I was wondering what was going to become of these magnificent plants.  They looked so healthy and solid and nothing was eating them, not even bugs.  Alas, they seem to be just bowing down now and disappearing!  There was a lot of rain yesterday, and that gave them a big swoop over; but it is apparent that they are giving ground to the ever encroaching array of green things that are coming up everywhere.  I guess their time and job is done. 
I didn't find Jubilee's leash today, even though we went back to the very spot where I thought I might have laid it down.

"In our area the leaves of the trees and bushes unfold in May and a homogenous dark green canopy has formed by mid-June. At this time the leaves of skunk cabbage begin to decay. They don't dry up and fall onto the ground to become part of the leaf litter that is slowly decomposed by fungi over the next year. Skunk cabbage has its own characteristic way of decaying. The leaves get small holes in them, begin to hang down, and parts turn black and somewhat slimy. Essentially the leaves dissolve. This dissolution occurs rapidly, so that already by the end of July or early August the leaves are gone. You only find a few remnants of the bases of the leaf stalks. What dominated the appearance of the wetland in May has disappeared in August. 

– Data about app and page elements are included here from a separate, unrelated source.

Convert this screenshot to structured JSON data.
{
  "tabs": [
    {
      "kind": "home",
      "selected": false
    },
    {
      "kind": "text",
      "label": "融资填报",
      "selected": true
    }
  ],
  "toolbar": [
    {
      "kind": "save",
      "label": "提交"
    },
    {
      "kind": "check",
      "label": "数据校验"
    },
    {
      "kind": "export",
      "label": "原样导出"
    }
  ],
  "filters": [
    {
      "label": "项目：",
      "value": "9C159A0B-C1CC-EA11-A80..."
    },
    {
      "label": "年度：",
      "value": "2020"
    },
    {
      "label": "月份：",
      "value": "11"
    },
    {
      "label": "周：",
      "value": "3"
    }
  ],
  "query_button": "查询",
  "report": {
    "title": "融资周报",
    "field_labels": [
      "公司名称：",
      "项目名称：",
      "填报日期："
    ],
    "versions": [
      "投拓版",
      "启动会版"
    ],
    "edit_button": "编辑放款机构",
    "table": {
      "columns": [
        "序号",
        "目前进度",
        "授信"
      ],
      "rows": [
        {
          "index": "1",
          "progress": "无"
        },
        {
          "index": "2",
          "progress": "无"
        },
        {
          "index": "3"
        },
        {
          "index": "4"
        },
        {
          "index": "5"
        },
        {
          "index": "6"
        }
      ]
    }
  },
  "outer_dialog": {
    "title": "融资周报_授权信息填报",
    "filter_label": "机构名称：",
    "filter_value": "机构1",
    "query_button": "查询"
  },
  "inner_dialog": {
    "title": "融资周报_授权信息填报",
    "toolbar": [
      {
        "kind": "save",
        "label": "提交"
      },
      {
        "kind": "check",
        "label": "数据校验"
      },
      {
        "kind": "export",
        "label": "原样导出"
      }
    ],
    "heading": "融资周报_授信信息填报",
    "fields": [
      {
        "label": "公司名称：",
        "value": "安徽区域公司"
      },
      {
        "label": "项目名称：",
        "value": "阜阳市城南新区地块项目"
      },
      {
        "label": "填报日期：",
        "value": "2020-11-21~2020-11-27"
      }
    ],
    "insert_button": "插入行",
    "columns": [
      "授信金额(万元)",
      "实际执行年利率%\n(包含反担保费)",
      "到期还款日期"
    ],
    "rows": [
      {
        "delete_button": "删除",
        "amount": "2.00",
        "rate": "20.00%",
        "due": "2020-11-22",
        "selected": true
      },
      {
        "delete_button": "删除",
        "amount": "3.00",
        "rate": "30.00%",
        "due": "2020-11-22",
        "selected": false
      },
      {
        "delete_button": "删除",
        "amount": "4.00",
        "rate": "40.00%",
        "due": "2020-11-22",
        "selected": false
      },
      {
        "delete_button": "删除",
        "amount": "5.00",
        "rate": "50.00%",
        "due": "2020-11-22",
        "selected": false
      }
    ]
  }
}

As strange as this way of decomposing at first seems, after studying the plant more intensively you begin to see how it fits with other characteristics. While growing, a plant is in its most fluid state. It then forms hard fibers, which, in biochemical terms, is a process of condensation and drying out. When the plant dies even more water is lost, and decay of the woody fibers sets in. Skunk cabbage stays in the watery phase; its substances don't condense and dry out. Therefore the dying leaves appear to evaporate, since they are mostly water, and almost no dry matter is left on the ground to decay. Skunk cabbage unfolds rapidly and disappears rapidly".

Wednesday, May 18, 2011

This morning after the rain

 Dogwood is slowly but surely disappearing.  This may be the last of them.
The umbrella plants have a bloom now on the underside of their leaves...
I somehow lost Jubilee's leash while taking these photos, and will have to buy another one.  But she is going to the groomer's today to get spruced up for her trip to NY this weekend, so I'll get one while I'm there.

John's bird photo

Found this photo on my camera, no doubt one of the bird's that John has identified.  I'll update the post when I find out what it is. 

Sunday, May 15, 2011

my purple shoes

John took this picture.  That's Jubilee's stash on the shelf.

Presque Isle (almost an island)

We really should have known better.  It was raining here and the forecast didn't look good, but we thought we could handle a little rain so we headed north to see what Presque Isle was all about.

Presque Isle is a little peninsula that arches into Lake Eric just off of the city of Erie PA, making a safe little harbor there.  Presque Isle actually means "almost an island".  There are lots of trails there, beaches, a 1950's style amusement park with wooden roller coaster, bike paths, a protected environmental area.

But, alas, it was raining so hard when we got there that we could barely get out of the car.  When I opened the window to view the beach the water blew straight into the car.  And the temperature dropped about 15-20 degrees, so it was quite cold. 

I guess that's what they call the "lake effect".

We did find a covered place for a picnic.  No rush on the tables today.
We will have to go back.  I would like to see Presque Isle during winter when they say that Lake Eric freezes.

Friday, May 13, 2011

the loveliness of everything

Here are some miscellaneous photos that I got last week.

More of the bud-blooms that are developing into a complex of leaves on the tree branches. 
 Here is the umbrella plant that seems to be an all over ground cover for the forest floor.
 Some lovely little blue flowers.  Forget me nots?
 A little cluster of white flowers at the end of a tree branch ...
 And dandelions everywhere ...


This is how green things have become over at Knob Hill Park (and everywhere else too).

 The forest floor is covered with the skunk cabbage and the plants that look like umbrellas.